Determining Extraterritoriality, Franklin A. Gevurtz Nov 2014

Determining Extraterritoriality, Franklin A. Gevurtz

William & Mary Law Review

This Article addresses an underexplored but critical aspect of the presumption against extraterritoriality. The presumption against extraterritoriality—which the United States Supreme Court has increasingly invoked in recent years—calls for courts to presume that Congress does not intend U.S. statutes to govern events outside the United States. The most difficult issue presented by the presumption arises when relevant events occur both inside and outside the United States, as in the classic example, if a shooter on one side of the border kills a victim on the other, or if, as in the leading case, false statements originating inside ...


A Process Failure Theory Of Statutory Interpretation, Mark Seidenfeld Nov 2014

A Process Failure Theory Of Statutory Interpretation, Mark Seidenfeld

William & Mary Law Review

Despite all that has been written about the choice between purposivist, intentionalist, and textualist approaches to statutory interpretation, to date the literature has not provided a justification for the common judicial practice of relying on intent-based inquiries in some cases and disavowing those approaches for textualism in others. This Article fills that void and, in doing so, lays out a new “legislative process failure” theory of statutory interpretation that has the potential to move the debate beyond a simple choice between textual and intent-based interpretation. This Article argues that Congress and the courts comprise different linguistic communities when they interpret ...


Death, Desuetude, And Original Meaning, John F. Stinneford Nov 2014

Death, Desuetude, And Original Meaning, John F. Stinneford

William & Mary Law Review

One of the most common objections to originalism is that it cannot cope with cultural change. One of the most commonly invoked examples of this claimed weakness is the Cruel and Unusual Punishments Clause, whose original meaning would (it is argued) authorize barbaric punishment practices like flogging and branding, and disproportionate punishments like the death penalty for relatively minor offenses. This Article shows that this objection to originalism is inapt, at least with respect to the Cruel and Unusual punishments Clause. As I have shown in prior articles, the original meaning of “cruel and unusual” is “cruel and contrary to ...


Of Pornography Pirates And Privateers: Applying Fdcpa Principles To Copyright Trolling Litigation, Henry D. Alderfer Nov 2014

Of Pornography Pirates And Privateers: Applying Fdcpa Principles To Copyright Trolling Litigation, Henry D. Alderfer

William & Mary Law Review

No abstract provided.

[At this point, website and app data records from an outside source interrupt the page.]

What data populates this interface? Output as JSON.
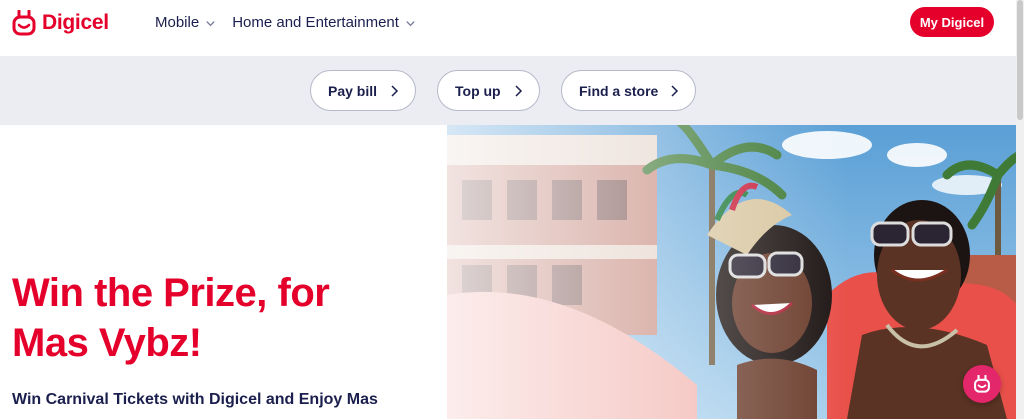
{
  "brand": {
    "name": "Digicel",
    "color": "#e4002b",
    "icon": "digicel-smile-logo"
  },
  "nav": {
    "items": [
      {
        "label": "Mobile",
        "icon": "chevron-down-icon"
      },
      {
        "label": "Home and Entertainment",
        "icon": "chevron-down-icon"
      }
    ],
    "cta_label": "My Digicel"
  },
  "quick_links": [
    {
      "label": "Pay bill",
      "icon": "chevron-right-icon"
    },
    {
      "label": "Top up",
      "icon": "chevron-right-icon"
    },
    {
      "label": "Find a store",
      "icon": "chevron-right-icon"
    }
  ],
  "hero": {
    "title_line1": "Win the Prize, for",
    "title_line2": "Mas Vybz!",
    "subtitle": "Win Carnival Tickets with Digicel and Enjoy Mas",
    "image": "carnival-revellers-photo"
  },
  "chat_button": {
    "icon": "digicel-chat-icon",
    "color": "#e4266a"
  },
  "colors": {
    "accent": "#e4002b",
    "navy": "#1b1f4d",
    "band": "#ecedf2"
  }
}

Capping E-Discovery Costs: A Hybrid Solution To E-Discovery Abuse, Karel Mazanec Nov 2014

Capping E-Discovery Costs: A Hybrid Solution To E-Discovery Abuse, Karel Mazanec

William & Mary Law Review

No abstract provided.